The IPO break is over. Recently, CrowdStrike, a tech company, announced a price range for its IPO. The company which manages at a deficit plans to see eighteen million shares at the rate of $19 to $23 per share. In its debut, the company will raise between $342 million and $414 million. At the two projected price range, the firm will be worth between $3.7B and $4.5B on a non-diluted basis. Is the valuation high enough? Is that a vast amount of money? Let’s take a step back.
According to Crunchbase, CrowdStrike raised $481 million across several series. While private, CrowdStrike most significant round came to $200 million – this means that if the company manages to price its initial public offering at the range and size the document indicates, the company will raise more in its initial public offering than it ever did while private.
Regardless of what CrowdStrike raised in the rounds, what matters is that the company made it into the unicorn territory in 2017 and the streak continues. So, provided that the bottom end of the company’s range holds, CrowdStrike will secure an up-IPO no matter the price.

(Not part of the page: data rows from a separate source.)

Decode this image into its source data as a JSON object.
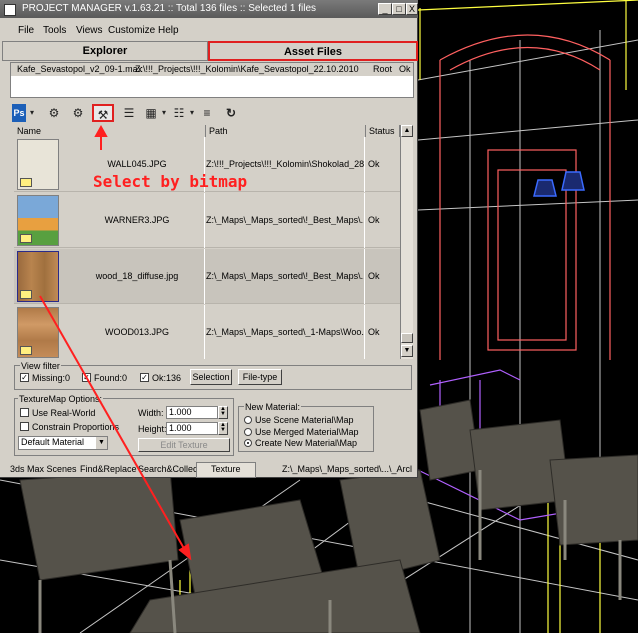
{
  "window": {
    "title": "PROJECT MANAGER v.1.63.21   :: Total 136 files  :: Selected 1 files",
    "minimize": "_",
    "maximize": "□",
    "close": "X"
  },
  "menu": [
    "File",
    "Tools",
    "Views",
    "Customize",
    "Help"
  ],
  "tabs": [
    {
      "label": "Explorer",
      "active": false
    },
    {
      "label": "Asset Files",
      "active": true
    }
  ],
  "scene_file": {
    "name": "Kafe_Sevastopol_v2_09-1.max",
    "path": "Z:\\!!!_Projects\\!!!_Kolomin\\Kafe_Sevastopol_22.10.2010",
    "type": "Root",
    "status": "Ok"
  },
  "toolbar": {
    "icons": [
      "photoshop-icon",
      "gear-pair-icon",
      "select-by-bitmap-icon",
      "list-add-icon",
      "thumbnails-view-icon",
      "details-view-icon",
      "list-view-icon",
      "refresh-icon"
    ]
  },
  "table": {
    "headers": [
      "Name",
      "Path",
      "Status"
    ],
    "rows": [
      {
        "name": "WALL045.JPG",
        "path": "Z:\\!!!_Projects\\!!!_Kolomin\\Shokolad_28...",
        "status": "Ok",
        "selected": false,
        "thumb": "#e8e4d8"
      },
      {
        "name": "WARNER3.JPG",
        "path": "Z:\\_Maps\\_Maps_sorted\\!_Best_Maps\\...",
        "status": "Ok",
        "selected": false,
        "thumb": "#7aa8d8"
      },
      {
        "name": "wood_18_diffuse.jpg",
        "path": "Z:\\_Maps\\_Maps_sorted\\!_Best_Maps\\...",
        "status": "Ok",
        "selected": true,
        "thumb": "#a8784a"
      },
      {
        "name": "WOOD013.JPG",
        "path": "Z:\\_Maps\\_Maps_sorted\\_1-Maps\\Woo...",
        "status": "Ok",
        "selected": false,
        "thumb": "#c08a58"
      }
    ]
  },
  "view_filter": {
    "label": "View filter",
    "missing": "Missing:0",
    "found": "Found:0",
    "ok": "Ok:136",
    "selection_btn": "Selection",
    "filetype_btn": "File-type"
  },
  "texturemap": {
    "label": "TextureMap Options:",
    "use_realworld": "Use Real-World",
    "constrain": "Constrain Proportions",
    "material_select": "Default Material",
    "width_label": "Width:",
    "width_value": "1.000",
    "height_label": "Height:",
    "height_value": "1.000",
    "edit_texture": "Edit Texture"
  },
  "new_material": {
    "label": "New Material:",
    "options": [
      "Use Scene Material\\Map",
      "Use Merged Material\\Map",
      "Create New Material\\Map"
    ],
    "selected_index": 2
  },
  "bottom_tabs": [
    "3ds Max Scenes",
    "Find&Replace",
    "Search&Collect",
    "Texture"
  ],
  "status_path": "Z:\\_Maps\\_Maps_sorted\\...\\_Arcl",
  "annotation": "Select by bitmap"
}
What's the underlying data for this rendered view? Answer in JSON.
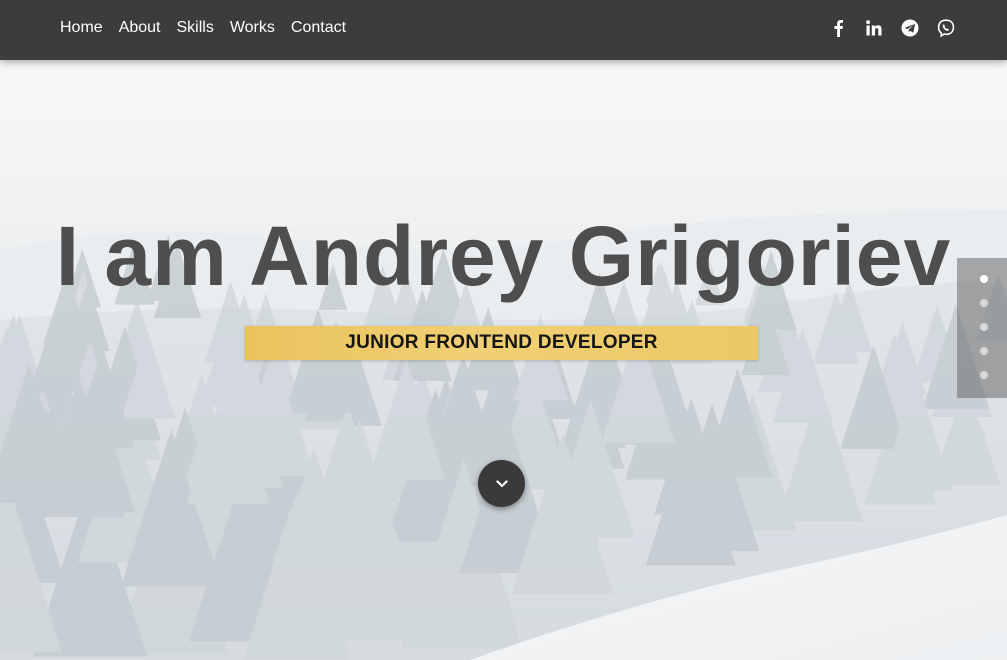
{
  "nav": {
    "items": [
      "Home",
      "About",
      "Skills",
      "Works",
      "Contact"
    ]
  },
  "socials": {
    "icons": [
      "facebook-icon",
      "linkedin-icon",
      "telegram-icon",
      "viber-icon"
    ]
  },
  "hero": {
    "headline": "I am Andrey Grigoriev",
    "subtitle": "JUNIOR FRONTEND DEVELOPER",
    "scroll_icon": "chevron-down-icon"
  },
  "pager": {
    "count": 5,
    "active_index": 0
  },
  "colors": {
    "topbar": "#3c3c3c",
    "headline": "#4e4e4e",
    "subtitle_bg": "#ecc865",
    "scroll_button": "#3a3a3a"
  }
}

That’s good news for the company’s backers and the market itself.
What the numbers say
In a year, the firm grew its revenue from $47.3 million to $93.6 – $95.7 million in the quarter ending April 30, 2019. CrowdStrike reported ranges on the basis that the quarter has yet to close.
With a gross profit of between $63.6 million and $66.6 million, leading to a previously mentioned operating loss. The company’s operating loss fell on the period when you compare it to the year-ago quarter. Falling losses and doubling revenue are good notes to go public on.